Afloat tracked the heavy-lift ship along with accompanying Svitzer tugs in Belfast Harbour. This saw Svitzer Surrey (at the bow) while Svitzer Sussex assisted at the stern.
As also previously reported Da Ji's delivery project cargo of 'straddle-carriers' to Dublin Port was inaccurate, despite information sourced from various relevant bodies within the port company's estate. In fact the part-cargo as mentioned above were Kalmar built RTG's which are to be used at Irish Continental Group (ICG)'s container divsion, Dublin Ferryport Terminal (DFT) a 32-acre site leased from DPC and located on the north side of the port close to ICG's Irish Ferries terminal.
Afloat still awaits a response from ICG on further details on the container terminal's new infrastructure, as they were not necessarily loaded on board Da Ji's last port of call prior to Irish waters, Oran in Algeria, north Africa. Perhaps these cranes came from China?
Of the original five of RTG's which Afloat tracked on the Da Ji's arrival to Dublin Port on Wednesday, the remaining three are due to be discharged in Belfast Harbour where ICG also operate their Belfast Container Terminal (BCT) division located at Victoria Terminal 3 (VT3).
BCT operate's this sole container terminal at Belfast Harbour under a services concession agreement with Belfast Harbour Commissioners (BHC).
The 27 acre-site likewise of it's Dublin counterpart, is located on the north side of Belfast Port's estate. In addition both terminals, BCT and DFT are served by ICG's other container division EUCON whose 'feeder' containerships connect Belfast and Dublin with the major northern European mainland hub-ports of Antwerp and Rotterdam.
According to ICG's website, BCT's container compound comprises of 3 ship-to-shore (STS) gantry cranes, 3 rail-mounted gantry cranes and also the same number of straddle carriers.
The installation of the RTG's is part of a £40m container infrastructure upgrade at VT3 as Afloat previously reported. The three-year investment programme will see Belfast Harbour invest £28m in ten new cranes and undertake major civil works to reconfigure the terminal. This will enable the terminal to increase capacity by around 30% and improve terminal efficiency.
In total there are 250 sailings annually between Belfast and the ports in Belgium and The Netherlands and according to the port calls also to Le Havre, France. Last year VT3 handled almost 128,000 containers, a 1.5% increase on the previous year and the highest volume since 2010.
The work at VT3 (which opened in 1993) is amongst the largest investments undertaken and according to the port will lead to the most modern container handling terminals of its size in Europe.
As Afloat reported last month (see photo caption), a pair Ship to Shore (STS) cranes manufactured by Liebherr Cranes were delivered to the VT2 for assembly before moved across the River Lagan where the VT3 terminal is located.

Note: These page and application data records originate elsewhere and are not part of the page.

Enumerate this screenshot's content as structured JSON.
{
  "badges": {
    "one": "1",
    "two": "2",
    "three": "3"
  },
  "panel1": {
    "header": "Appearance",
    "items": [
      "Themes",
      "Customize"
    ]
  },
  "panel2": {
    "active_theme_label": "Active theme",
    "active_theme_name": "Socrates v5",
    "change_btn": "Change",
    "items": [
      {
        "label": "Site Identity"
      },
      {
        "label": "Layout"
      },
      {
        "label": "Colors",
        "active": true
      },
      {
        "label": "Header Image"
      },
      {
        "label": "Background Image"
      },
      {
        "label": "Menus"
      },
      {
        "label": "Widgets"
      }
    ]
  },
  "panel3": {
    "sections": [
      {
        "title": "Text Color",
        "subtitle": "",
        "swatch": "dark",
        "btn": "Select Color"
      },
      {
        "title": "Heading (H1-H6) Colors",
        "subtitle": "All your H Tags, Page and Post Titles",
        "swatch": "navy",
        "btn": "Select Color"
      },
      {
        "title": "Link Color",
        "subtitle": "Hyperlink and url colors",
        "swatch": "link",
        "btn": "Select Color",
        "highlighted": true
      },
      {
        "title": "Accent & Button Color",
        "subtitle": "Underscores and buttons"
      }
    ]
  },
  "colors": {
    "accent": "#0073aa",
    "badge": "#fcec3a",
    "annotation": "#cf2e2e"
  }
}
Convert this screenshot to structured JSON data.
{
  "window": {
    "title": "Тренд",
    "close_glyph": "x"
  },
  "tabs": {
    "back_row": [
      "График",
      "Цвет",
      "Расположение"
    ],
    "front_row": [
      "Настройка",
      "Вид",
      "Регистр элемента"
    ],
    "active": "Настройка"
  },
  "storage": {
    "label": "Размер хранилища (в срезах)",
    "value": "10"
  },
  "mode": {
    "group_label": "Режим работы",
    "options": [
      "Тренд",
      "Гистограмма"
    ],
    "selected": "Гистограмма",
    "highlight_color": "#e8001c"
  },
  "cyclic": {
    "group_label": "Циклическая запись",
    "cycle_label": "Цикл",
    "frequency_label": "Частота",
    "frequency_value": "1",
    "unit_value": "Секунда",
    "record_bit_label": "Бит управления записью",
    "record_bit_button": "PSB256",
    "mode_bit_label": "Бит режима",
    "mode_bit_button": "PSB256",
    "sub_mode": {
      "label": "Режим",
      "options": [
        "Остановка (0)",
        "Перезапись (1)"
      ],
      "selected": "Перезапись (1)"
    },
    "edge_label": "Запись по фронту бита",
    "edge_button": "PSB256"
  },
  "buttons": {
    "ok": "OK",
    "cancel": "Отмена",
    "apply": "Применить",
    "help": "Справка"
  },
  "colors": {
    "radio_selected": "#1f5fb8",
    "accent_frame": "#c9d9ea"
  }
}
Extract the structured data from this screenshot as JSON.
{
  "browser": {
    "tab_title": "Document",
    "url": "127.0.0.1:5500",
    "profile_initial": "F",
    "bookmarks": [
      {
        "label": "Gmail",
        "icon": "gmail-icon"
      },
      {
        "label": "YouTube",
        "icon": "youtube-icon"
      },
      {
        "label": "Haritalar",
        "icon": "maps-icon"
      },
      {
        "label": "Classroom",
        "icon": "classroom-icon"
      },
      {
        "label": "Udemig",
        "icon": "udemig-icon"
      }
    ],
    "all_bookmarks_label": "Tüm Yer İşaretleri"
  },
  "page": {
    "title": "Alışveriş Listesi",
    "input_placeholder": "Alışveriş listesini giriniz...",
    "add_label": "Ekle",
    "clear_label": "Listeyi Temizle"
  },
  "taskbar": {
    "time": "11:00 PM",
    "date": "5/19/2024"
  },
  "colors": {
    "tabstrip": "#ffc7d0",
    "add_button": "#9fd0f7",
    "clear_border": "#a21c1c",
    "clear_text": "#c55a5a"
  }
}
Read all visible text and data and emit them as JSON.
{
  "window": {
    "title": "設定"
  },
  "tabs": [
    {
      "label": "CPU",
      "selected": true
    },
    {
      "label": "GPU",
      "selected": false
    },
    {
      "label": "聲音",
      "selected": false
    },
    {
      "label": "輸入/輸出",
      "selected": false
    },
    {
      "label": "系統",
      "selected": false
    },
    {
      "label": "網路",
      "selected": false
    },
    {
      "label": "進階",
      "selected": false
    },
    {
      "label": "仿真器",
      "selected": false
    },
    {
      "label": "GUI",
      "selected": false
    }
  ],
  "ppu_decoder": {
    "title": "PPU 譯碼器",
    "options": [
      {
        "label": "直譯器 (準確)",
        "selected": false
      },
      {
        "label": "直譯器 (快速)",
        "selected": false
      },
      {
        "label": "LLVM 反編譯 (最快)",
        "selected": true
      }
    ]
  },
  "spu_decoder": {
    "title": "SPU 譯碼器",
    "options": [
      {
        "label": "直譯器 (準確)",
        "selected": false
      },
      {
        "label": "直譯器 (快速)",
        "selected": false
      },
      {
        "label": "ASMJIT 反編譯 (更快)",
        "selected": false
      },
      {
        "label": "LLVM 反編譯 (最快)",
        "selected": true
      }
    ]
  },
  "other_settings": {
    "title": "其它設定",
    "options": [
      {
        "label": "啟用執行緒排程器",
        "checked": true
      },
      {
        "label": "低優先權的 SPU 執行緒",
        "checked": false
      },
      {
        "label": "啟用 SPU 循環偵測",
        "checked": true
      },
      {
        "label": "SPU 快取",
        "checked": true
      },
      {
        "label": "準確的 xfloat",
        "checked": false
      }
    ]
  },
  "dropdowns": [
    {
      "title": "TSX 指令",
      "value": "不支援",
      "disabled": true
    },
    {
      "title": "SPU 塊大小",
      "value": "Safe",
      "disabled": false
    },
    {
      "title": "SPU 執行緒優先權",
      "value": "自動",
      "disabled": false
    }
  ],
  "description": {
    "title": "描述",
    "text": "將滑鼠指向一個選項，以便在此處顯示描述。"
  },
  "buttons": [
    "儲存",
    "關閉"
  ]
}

According to Belfast Harbour last year, these RTG's also from Kalmar, which will make for faster and more versatile operations than the current yard cranes. In addition be operated remotely, further increasing productivity. Then it was also reported that the first five of 8 RTGs will be delivered in November and with the first pair of RTGs ready for use in early Q1 of this year.
This morning also in Belfast Harbour, Afloat tracked the Chinese built second newbuild Stena E-Flexer series ropax ferry Stena Edda which entered service this year on the Belfast-Birkenhead (Liverpool) service. Stena's terminal in the port for the 'Liverpool' route is based at VT2 whereas those for Cairnryan (Loch Ryan Port) are based downriver at VT4.
As for the unloading of the heavy-liftship, Da Ji, progress in the discharging operations is subject to weather with the ship scheduled to depart Belfast Harbour by tomorrow evening.